REQUIRED WORK:
Your answer should consist of each line below that contains the string "testSelectorClass".

Dataset items
[Start of Attachment]

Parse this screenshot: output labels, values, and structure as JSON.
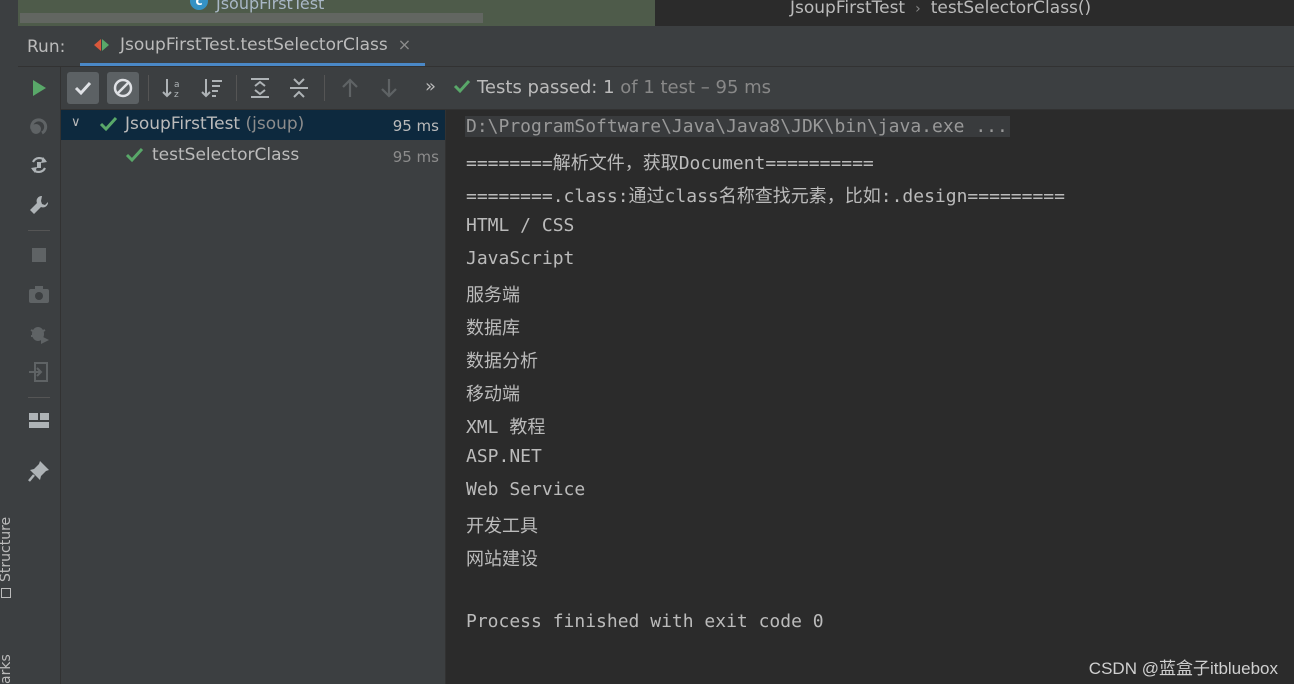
{
  "top_editor": {
    "file_label": "JsoupFirstTest",
    "breadcrumb": [
      "JsoupFirstTest",
      "testSelectorClass()"
    ]
  },
  "left_stripe": {
    "tabs": [
      "Structure",
      "arks"
    ]
  },
  "run_panel": {
    "title": "Run:",
    "tab_label": "JsoupFirstTest.testSelectorClass",
    "tab_close": "×"
  },
  "toolbar": {
    "status_passed": "Tests passed:",
    "status_count": "1",
    "status_rest": "of 1 test – 95 ms",
    "overflow": "»"
  },
  "test_tree": [
    {
      "name": "JsoupFirstTest",
      "pkg": "(jsoup)",
      "time": "95 ms",
      "selected": true,
      "expanded": true
    },
    {
      "name": "testSelectorClass",
      "pkg": "",
      "time": "95 ms",
      "selected": false
    }
  ],
  "console": {
    "lines": [
      "D:\\ProgramSoftware\\Java\\Java8\\JDK\\bin\\java.exe ...",
      "========解析文件，获取Document==========",
      "========.class:通过class名称查找元素，比如:.design=========",
      "HTML / CSS",
      "JavaScript",
      "服务端",
      "数据库",
      "数据分析",
      "移动端",
      "XML 教程",
      "ASP.NET",
      "Web Service",
      "开发工具",
      "网站建设",
      "",
      "Process finished with exit code 0"
    ]
  },
  "watermark": "CSDN @蓝盒子itbluebox",
  "colors": {
    "pass_green": "#59a869",
    "accent_blue": "#4a88c7",
    "selection": "#0d293e",
    "panel_bg": "#3c3f41",
    "console_bg": "#2b2b2b"
  }
}
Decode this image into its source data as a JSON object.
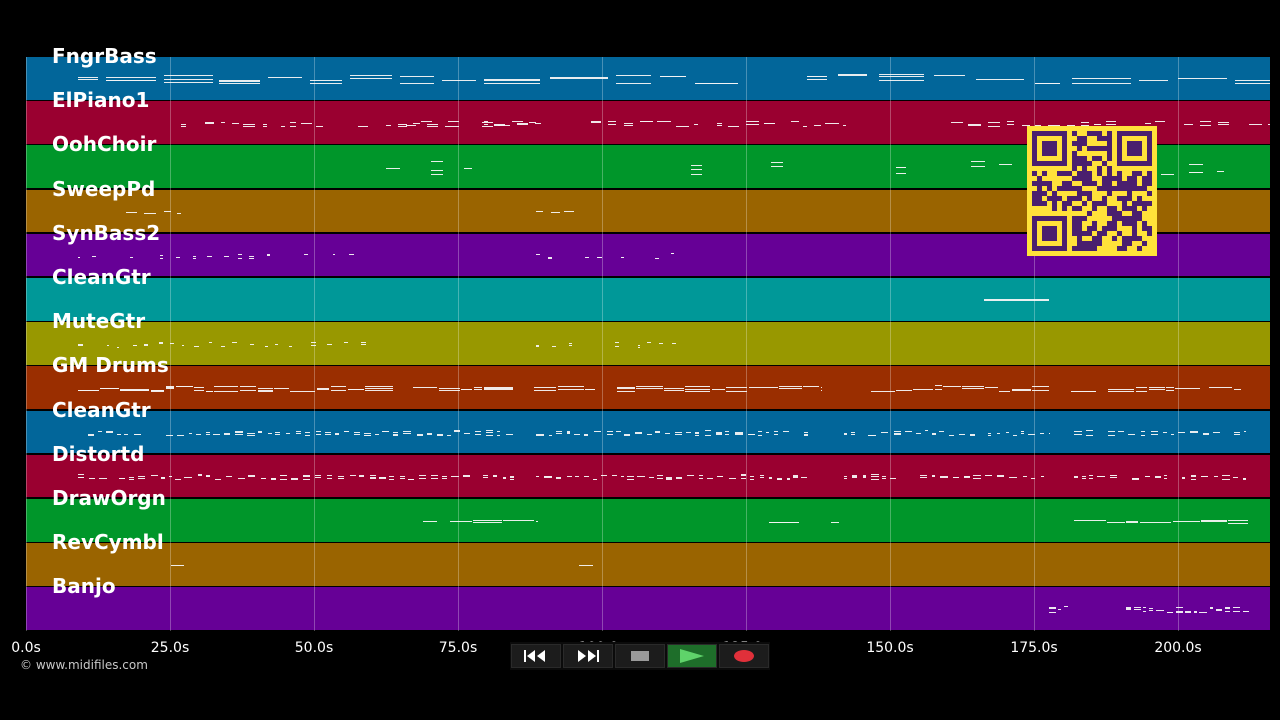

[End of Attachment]

TASK RESPONSE:
      "testSelectorClass()"
    "tab_label": "JsoupFirstTest.testSelectorClass",
      "name": "testSelectorClass",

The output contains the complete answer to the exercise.